We’ve all heard it before, but in typical blogosphere sensationalist style Pete Michaud takes it one step further:
If you’ve never written anything thoughtful, then you’ve never had any difficult, important, or interesting thoughts. That’s the secret: people who don’t write, are people who don’t think.
I agree with the general flavor of what Michaud is getting at. Writing definitely enhances thinking. But that one can’t think without it is a bit strong. So, I would put it differently. I don’t think it is true that one has to write to have difficult, important, or interesting thoughts. But I think it is true that it is (a) hard to know the full extent of such thoughts without writing, and (b) the basis for any such thoughts will be dramatically strengthened through the writing process.
Moreover, (c) it is far easier to spread the thoughts widely through writing (and blogging). In fact Michaud just did so, and so am I. He and others can see the results of our thoughts and react to them. That feedback itself may enhance and advance our thinking. Maybe we should say blogging is thinking or an enhancement of it, at least insofar as to maximally benefit from (c).

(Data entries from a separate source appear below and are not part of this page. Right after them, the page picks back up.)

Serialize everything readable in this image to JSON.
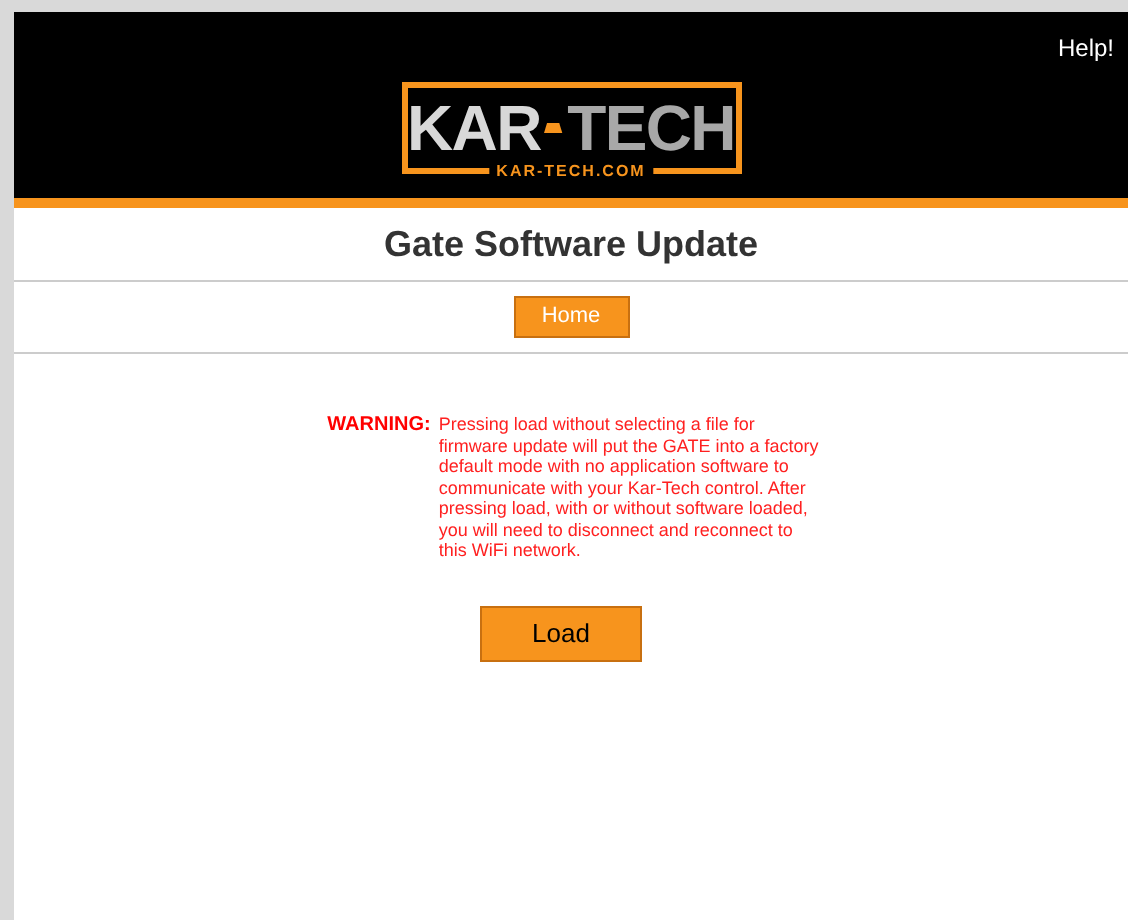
{
  "header": {
    "help_link": "Help!",
    "logo": {
      "left": "KAR",
      "right": "TECH",
      "url": "KAR-TECH.COM"
    }
  },
  "title": "Gate Software Update",
  "nav": {
    "home_button": "Home"
  },
  "warning": {
    "label": "WARNING:",
    "message": "Pressing load without selecting a file for firmware update will put the GATE into a factory default mode with no application software to communicate with your Kar-Tech control.  After pressing load, with or without software loaded, you will need to disconnect and reconnect to this WiFi network."
  },
  "load_button": "Load"
}
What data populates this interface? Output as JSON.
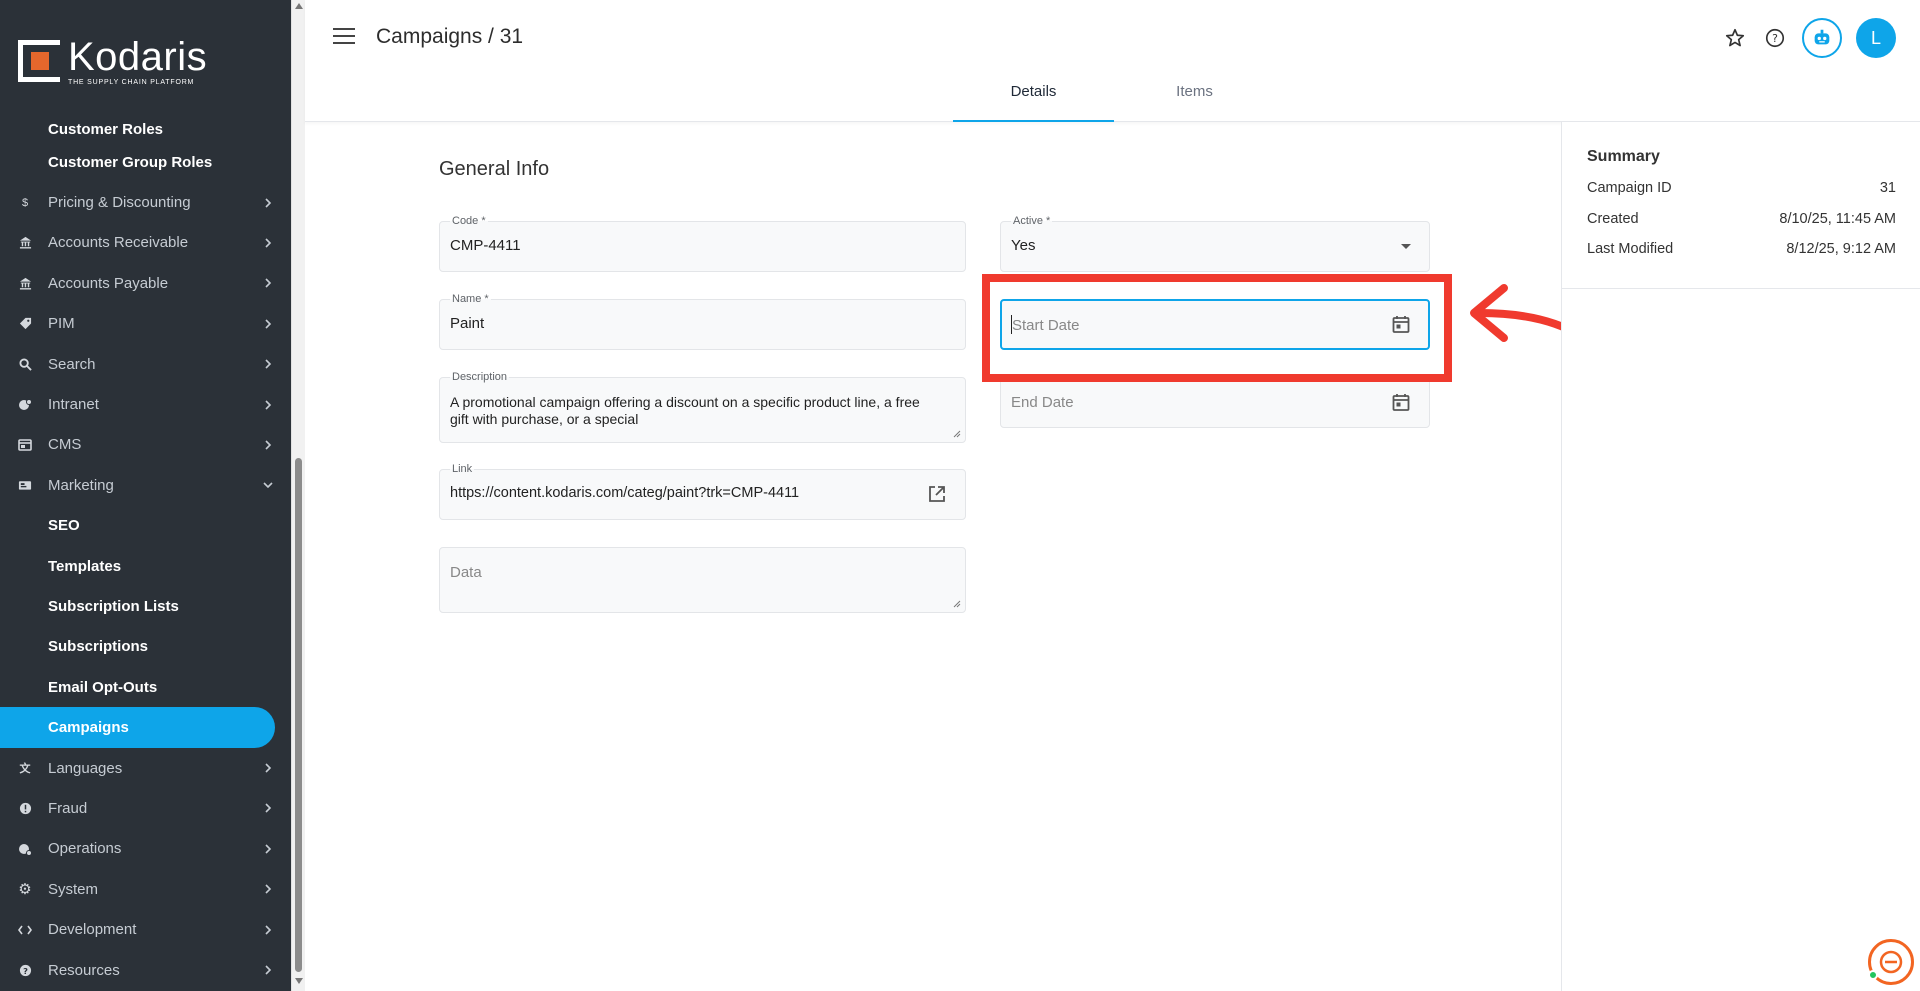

In addition to this post (and others), the very document I turned from to write it illustrates the benefits to thinking of writing and blogging. I have some difficult, important, and interesting thoughts on the limitations of and threats to health reform even if it passes. But I don’t know exactly how all the thoughts will hang together until I write them down. That’s what I was doing. I’m confident I could state them verbally and get the argument largely right. That’s pretty good and it can be done without writing. But the writing process will make it much better. Some version of the result will appear here. Then it will be a complete thought, or at least a blogo-thought (a blought?).